- Work instruction:
Return the count of lines in the following records that include "Rendering", and nothing more.

- Record set:
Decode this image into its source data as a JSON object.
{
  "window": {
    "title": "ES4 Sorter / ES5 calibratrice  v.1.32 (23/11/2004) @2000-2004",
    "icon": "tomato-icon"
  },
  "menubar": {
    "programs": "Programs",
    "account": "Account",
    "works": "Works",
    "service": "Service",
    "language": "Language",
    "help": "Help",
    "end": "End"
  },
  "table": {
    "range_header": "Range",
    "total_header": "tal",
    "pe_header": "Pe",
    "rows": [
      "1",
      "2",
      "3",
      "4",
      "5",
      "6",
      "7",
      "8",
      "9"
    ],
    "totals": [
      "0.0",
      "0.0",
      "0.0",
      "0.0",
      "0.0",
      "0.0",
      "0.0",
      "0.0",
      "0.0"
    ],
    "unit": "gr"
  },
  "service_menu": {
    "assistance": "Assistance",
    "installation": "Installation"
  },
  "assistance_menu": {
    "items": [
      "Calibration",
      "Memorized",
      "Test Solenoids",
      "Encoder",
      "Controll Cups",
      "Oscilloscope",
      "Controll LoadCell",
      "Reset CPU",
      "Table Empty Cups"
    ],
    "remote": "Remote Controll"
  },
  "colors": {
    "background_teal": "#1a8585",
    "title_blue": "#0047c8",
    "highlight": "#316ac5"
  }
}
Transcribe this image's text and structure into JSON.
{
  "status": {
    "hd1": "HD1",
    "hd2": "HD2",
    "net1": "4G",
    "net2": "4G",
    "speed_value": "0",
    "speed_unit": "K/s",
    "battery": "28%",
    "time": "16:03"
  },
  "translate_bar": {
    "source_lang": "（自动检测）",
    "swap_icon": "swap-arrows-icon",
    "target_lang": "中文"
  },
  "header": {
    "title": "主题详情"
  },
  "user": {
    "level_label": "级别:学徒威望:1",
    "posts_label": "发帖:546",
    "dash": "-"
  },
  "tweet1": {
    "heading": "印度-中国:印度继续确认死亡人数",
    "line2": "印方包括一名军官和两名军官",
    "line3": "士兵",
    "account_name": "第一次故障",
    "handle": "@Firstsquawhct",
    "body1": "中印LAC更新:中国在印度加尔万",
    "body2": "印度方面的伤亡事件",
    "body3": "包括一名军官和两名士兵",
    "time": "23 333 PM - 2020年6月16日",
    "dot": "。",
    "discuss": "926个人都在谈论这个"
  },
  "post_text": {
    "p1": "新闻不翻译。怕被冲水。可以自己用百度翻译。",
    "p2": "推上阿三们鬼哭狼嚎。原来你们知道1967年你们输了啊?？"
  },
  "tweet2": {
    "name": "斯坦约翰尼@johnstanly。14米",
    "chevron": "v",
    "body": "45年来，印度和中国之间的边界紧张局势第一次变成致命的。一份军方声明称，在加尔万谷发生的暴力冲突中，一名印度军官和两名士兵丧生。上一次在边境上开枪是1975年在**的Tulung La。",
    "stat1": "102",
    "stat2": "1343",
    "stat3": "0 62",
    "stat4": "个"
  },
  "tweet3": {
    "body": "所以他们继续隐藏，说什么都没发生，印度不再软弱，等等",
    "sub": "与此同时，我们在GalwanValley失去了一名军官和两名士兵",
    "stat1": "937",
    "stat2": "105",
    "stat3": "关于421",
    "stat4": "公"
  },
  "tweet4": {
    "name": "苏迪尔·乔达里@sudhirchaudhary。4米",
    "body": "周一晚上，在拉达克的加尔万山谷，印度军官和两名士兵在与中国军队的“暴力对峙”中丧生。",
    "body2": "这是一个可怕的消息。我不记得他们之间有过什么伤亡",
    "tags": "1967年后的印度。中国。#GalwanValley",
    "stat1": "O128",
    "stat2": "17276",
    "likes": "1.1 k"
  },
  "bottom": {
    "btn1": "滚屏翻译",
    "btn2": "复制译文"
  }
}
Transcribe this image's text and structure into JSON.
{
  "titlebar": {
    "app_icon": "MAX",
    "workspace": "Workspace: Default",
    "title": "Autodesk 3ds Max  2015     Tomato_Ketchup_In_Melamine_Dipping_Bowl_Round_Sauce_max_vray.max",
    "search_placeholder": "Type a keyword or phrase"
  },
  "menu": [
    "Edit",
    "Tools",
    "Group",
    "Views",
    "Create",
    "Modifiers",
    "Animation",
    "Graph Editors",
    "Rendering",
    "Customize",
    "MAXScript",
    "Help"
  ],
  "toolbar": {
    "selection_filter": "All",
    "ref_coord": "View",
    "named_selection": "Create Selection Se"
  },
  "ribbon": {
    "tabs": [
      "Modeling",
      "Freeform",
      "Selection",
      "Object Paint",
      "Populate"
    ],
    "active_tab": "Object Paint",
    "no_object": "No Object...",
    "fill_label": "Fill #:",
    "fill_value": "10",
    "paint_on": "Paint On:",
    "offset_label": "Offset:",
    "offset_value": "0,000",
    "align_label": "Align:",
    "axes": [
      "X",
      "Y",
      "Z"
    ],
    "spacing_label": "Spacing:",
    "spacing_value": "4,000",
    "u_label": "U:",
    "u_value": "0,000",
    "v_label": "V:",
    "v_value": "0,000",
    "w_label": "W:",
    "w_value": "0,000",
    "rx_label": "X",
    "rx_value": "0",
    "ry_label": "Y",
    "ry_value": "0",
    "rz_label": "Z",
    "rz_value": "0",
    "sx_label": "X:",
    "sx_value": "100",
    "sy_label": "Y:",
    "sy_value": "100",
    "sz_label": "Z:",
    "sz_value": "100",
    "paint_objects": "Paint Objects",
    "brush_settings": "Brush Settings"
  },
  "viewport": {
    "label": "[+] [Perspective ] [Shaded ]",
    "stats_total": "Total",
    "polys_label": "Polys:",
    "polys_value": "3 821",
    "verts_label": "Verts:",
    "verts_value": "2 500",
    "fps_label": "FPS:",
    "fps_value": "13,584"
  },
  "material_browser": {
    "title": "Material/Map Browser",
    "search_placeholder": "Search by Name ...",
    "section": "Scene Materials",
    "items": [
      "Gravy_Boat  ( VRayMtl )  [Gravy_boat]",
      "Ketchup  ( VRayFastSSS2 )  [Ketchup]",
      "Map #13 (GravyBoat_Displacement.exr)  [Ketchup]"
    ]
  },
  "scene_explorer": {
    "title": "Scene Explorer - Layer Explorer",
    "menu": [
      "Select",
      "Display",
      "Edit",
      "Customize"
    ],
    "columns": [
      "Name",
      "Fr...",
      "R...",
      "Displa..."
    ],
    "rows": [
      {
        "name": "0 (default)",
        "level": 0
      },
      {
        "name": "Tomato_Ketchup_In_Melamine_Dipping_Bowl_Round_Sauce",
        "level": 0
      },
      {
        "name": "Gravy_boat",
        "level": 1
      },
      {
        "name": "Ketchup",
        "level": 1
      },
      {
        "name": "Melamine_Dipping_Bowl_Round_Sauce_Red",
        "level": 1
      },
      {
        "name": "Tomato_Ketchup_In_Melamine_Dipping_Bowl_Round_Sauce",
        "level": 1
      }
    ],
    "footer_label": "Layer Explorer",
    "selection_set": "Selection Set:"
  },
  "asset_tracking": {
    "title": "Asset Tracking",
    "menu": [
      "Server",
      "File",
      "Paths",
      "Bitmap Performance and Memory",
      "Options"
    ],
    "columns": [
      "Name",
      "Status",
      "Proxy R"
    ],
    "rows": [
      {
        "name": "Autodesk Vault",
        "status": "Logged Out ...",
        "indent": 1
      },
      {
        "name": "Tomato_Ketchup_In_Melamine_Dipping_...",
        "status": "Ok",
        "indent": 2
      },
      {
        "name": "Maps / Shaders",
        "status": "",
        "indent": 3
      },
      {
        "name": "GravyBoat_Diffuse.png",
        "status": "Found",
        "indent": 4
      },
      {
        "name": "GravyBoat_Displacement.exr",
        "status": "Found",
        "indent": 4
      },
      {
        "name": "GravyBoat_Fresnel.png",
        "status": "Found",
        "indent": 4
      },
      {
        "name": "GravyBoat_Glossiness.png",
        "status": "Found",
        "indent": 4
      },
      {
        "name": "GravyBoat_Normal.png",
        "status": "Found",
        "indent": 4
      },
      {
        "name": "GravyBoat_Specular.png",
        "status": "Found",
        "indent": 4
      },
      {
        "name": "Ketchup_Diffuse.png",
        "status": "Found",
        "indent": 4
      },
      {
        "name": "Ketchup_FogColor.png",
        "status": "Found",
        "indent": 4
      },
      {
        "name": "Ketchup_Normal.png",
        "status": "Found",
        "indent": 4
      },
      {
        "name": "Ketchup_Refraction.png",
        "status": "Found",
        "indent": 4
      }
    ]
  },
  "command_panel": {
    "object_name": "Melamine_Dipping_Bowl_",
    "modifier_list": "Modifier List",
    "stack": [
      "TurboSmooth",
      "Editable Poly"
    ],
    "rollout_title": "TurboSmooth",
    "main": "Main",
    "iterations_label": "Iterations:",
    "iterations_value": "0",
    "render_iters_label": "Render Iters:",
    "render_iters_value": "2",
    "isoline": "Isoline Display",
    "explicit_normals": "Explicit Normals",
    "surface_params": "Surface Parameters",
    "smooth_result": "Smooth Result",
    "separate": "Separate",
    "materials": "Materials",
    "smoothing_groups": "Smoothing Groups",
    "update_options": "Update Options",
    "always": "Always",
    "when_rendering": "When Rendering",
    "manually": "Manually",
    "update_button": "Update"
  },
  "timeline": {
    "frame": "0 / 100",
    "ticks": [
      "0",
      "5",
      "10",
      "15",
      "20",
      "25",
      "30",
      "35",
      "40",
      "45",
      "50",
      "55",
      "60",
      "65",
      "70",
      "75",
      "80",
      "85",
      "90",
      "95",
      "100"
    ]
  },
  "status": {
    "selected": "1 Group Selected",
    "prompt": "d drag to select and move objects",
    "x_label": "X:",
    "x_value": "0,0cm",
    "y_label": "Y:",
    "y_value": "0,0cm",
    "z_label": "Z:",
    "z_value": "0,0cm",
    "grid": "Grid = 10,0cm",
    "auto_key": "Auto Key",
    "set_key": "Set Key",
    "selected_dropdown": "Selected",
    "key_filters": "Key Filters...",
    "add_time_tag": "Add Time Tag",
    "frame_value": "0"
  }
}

- Answer area:
2